> **WHAT IS REQUIRED**: Report each line of the records below that uses the word "network".

> **THE INPUT**:
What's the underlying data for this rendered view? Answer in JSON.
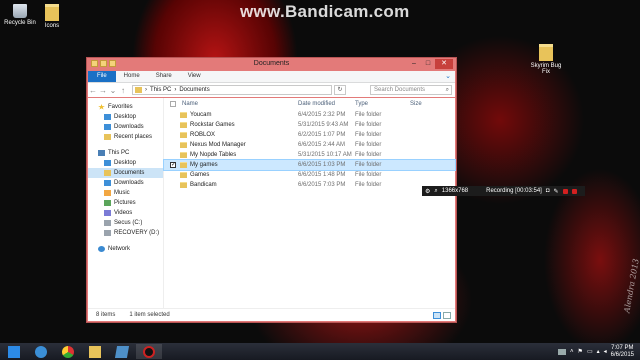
{
  "watermark": "www.Bandicam.com",
  "signature": "Alendra 2013",
  "desktop": {
    "icons": [
      {
        "label": "Recycle Bin"
      },
      {
        "label": "Icons"
      },
      {
        "label": "Skyrim Bug Fix"
      }
    ]
  },
  "window": {
    "title": "Documents",
    "ribbon_tabs": [
      "File",
      "Home",
      "Share",
      "View"
    ],
    "nav_back": "←",
    "nav_forward": "→",
    "nav_up": "↑",
    "breadcrumb": [
      "This PC",
      "Documents"
    ],
    "search_placeholder": "Search Documents"
  },
  "navpane": {
    "favorites_header": "Favorites",
    "favorites": [
      "Desktop",
      "Downloads",
      "Recent places"
    ],
    "thispc_header": "This PC",
    "thispc": [
      "Desktop",
      "Documents",
      "Downloads",
      "Music",
      "Pictures",
      "Videos",
      "Secus (C:)",
      "RECOVERY (D:)"
    ],
    "network": "Network"
  },
  "columns": {
    "name": "Name",
    "date": "Date modified",
    "type": "Type",
    "size": "Size"
  },
  "files": [
    {
      "name": "Youcam",
      "date": "6/4/2015 2:32 PM",
      "type": "File folder"
    },
    {
      "name": "Rockstar Games",
      "date": "5/31/2015 9:43 AM",
      "type": "File folder"
    },
    {
      "name": "ROBLOX",
      "date": "6/2/2015 1:07 PM",
      "type": "File folder"
    },
    {
      "name": "Nexus Mod Manager",
      "date": "6/6/2015 2:44 AM",
      "type": "File folder"
    },
    {
      "name": "My Nopde Tables",
      "date": "5/31/2015 10:17 AM",
      "type": "File folder"
    },
    {
      "name": "My games",
      "date": "6/6/2015 1:03 PM",
      "type": "File folder"
    },
    {
      "name": "Games",
      "date": "6/6/2015 1:48 PM",
      "type": "File folder"
    },
    {
      "name": "Bandicam",
      "date": "6/6/2015 7:03 PM",
      "type": "File folder"
    }
  ],
  "status": {
    "count": "8 items",
    "selection": "1 item selected"
  },
  "recbar": {
    "resolution": "1366x768",
    "status": "Recording [00:03:54]"
  },
  "taskbar": {
    "time": "7:07 PM",
    "date": "6/6/2015"
  }
}
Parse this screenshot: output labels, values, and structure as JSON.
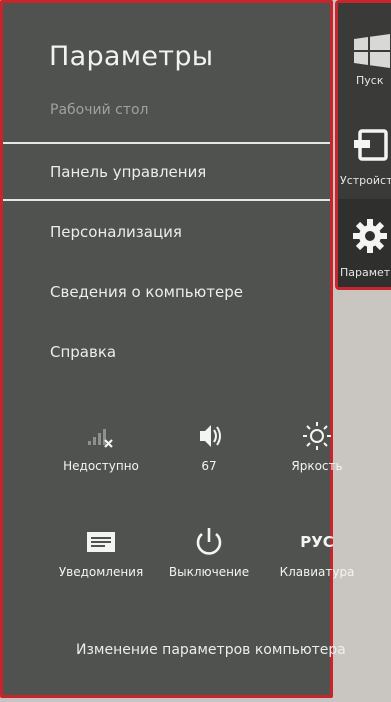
{
  "panel": {
    "title": "Параметры",
    "subtitle": "Рабочий стол",
    "menu": [
      {
        "label": "Панель управления"
      },
      {
        "label": "Персонализация"
      },
      {
        "label": "Сведения о компьютере"
      },
      {
        "label": "Справка"
      }
    ],
    "quick_settings": [
      {
        "label": "Недоступно",
        "icon": "network-unavailable-icon"
      },
      {
        "label": "67",
        "icon": "volume-icon"
      },
      {
        "label": "Яркость",
        "icon": "brightness-icon"
      },
      {
        "label": "Уведомления",
        "icon": "notifications-icon"
      },
      {
        "label": "Выключение",
        "icon": "power-icon"
      },
      {
        "label": "Клавиатура",
        "icon": "keyboard-icon",
        "icon_text": "РУС"
      }
    ],
    "footer_link": "Изменение параметров компьютера"
  },
  "charms": [
    {
      "label": "Пуск",
      "icon": "windows-start-icon"
    },
    {
      "label": "Устройства",
      "icon": "devices-icon"
    },
    {
      "label": "Параметры",
      "icon": "gear-icon",
      "selected": true
    }
  ],
  "colors": {
    "panel_bg": "#4f524e",
    "charms_bg": "#3a3b38",
    "highlight_border": "#c8242c",
    "text": "#ededeb"
  }
}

> **EXPECTED OUTPUT**:
    "network": "Network"
        "icon": "network-unavailable-icon"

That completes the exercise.